Write the listing out again in full. Every character must match.
═══ Exercise data ═══
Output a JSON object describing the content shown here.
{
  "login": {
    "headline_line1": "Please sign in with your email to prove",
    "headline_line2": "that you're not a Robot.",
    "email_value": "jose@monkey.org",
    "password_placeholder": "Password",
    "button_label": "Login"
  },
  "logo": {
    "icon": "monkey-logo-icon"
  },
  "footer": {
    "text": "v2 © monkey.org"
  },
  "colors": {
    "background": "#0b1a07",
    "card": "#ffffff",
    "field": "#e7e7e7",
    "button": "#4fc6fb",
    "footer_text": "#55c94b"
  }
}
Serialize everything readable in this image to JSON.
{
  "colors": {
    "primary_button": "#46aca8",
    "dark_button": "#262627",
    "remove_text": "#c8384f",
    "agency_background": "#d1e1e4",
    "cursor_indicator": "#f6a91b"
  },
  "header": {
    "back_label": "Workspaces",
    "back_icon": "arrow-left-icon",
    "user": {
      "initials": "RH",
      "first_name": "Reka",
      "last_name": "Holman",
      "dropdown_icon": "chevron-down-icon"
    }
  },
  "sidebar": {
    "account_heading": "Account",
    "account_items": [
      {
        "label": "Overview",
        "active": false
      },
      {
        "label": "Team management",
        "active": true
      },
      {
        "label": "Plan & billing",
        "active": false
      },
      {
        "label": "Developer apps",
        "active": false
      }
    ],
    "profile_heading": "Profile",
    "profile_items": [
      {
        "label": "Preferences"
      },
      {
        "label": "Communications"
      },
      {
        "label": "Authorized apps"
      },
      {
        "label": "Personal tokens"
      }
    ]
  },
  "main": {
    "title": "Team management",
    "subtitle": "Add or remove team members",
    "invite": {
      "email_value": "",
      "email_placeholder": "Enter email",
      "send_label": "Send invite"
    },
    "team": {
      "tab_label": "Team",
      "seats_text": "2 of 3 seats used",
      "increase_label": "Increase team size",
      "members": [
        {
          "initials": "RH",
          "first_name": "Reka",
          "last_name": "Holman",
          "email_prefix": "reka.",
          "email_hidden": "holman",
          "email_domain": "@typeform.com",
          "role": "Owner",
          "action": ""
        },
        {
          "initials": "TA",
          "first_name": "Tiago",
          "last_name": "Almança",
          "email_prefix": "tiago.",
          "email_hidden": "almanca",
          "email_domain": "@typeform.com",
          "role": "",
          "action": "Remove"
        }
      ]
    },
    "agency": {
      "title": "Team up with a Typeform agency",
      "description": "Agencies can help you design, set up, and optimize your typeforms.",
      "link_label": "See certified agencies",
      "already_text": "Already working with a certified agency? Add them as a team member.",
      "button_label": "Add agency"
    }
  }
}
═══
Reply to the task:
Output a JSON object describing the content shown here.
{
  "login": {
    "headline_line1": "Please sign in with your email to prove",
    "headline_line2": "that you're not a Robot.",
    "email_value": "jose@monkey.org",
    "password_placeholder": "Password",
    "button_label": "Login"
  },
  "logo": {
    "icon": "monkey-logo-icon"
  },
  "footer": {
    "text": "v2 © monkey.org"
  },
  "colors": {
    "background": "#0b1a07",
    "card": "#ffffff",
    "field": "#e7e7e7",
    "button": "#4fc6fb",
    "footer_text": "#55c94b"
  }
}
Serialize everything readable in this image to JSON.
{
  "colors": {
    "primary_button": "#46aca8",
    "dark_button": "#262627",
    "remove_text": "#c8384f",
    "agency_background": "#d1e1e4",
    "cursor_indicator": "#f6a91b"
  },
  "header": {
    "back_label": "Workspaces",
    "back_icon": "arrow-left-icon",
    "user": {
      "initials": "RH",
      "first_name": "Reka",
      "last_name": "Holman",
      "dropdown_icon": "chevron-down-icon"
    }
  },
  "sidebar": {
    "account_heading": "Account",
    "account_items": [
      {
        "label": "Overview",
        "active": false
      },
      {
        "label": "Team management",
        "active": true
      },
      {
        "label": "Plan & billing",
        "active": false
      },
      {
        "label": "Developer apps",
        "active": false
      }
    ],
    "profile_heading": "Profile",
    "profile_items": [
      {
        "label": "Preferences"
      },
      {
        "label": "Communications"
      },
      {
        "label": "Authorized apps"
      },
      {
        "label": "Personal tokens"
      }
    ]
  },
  "main": {
    "title": "Team management",
    "subtitle": "Add or remove team members",
    "invite": {
      "email_value": "",
      "email_placeholder": "Enter email",
      "send_label": "Send invite"
    },
    "team": {
      "tab_label": "Team",
      "seats_text": "2 of 3 seats used",
      "increase_label": "Increase team size",
      "members": [
        {
          "initials": "RH",
          "first_name": "Reka",
          "last_name": "Holman",
          "email_prefix": "reka.",
          "email_hidden": "holman",
          "email_domain": "@typeform.com",
          "role": "Owner",
          "action": ""
        },
        {
          "initials": "TA",
          "first_name": "Tiago",
          "last_name": "Almança",
          "email_prefix": "tiago.",
          "email_hidden": "almanca",
          "email_domain": "@typeform.com",
          "role": "",
          "action": "Remove"
        }
      ]
    },
    "agency": {
      "title": "Team up with a Typeform agency",
      "description": "Agencies can help you design, set up, and optimize your typeforms.",
      "link_label": "See certified agencies",
      "already_text": "Already working with a certified agency? Add them as a team member.",
      "button_label": "Add agency"
    }
  }
}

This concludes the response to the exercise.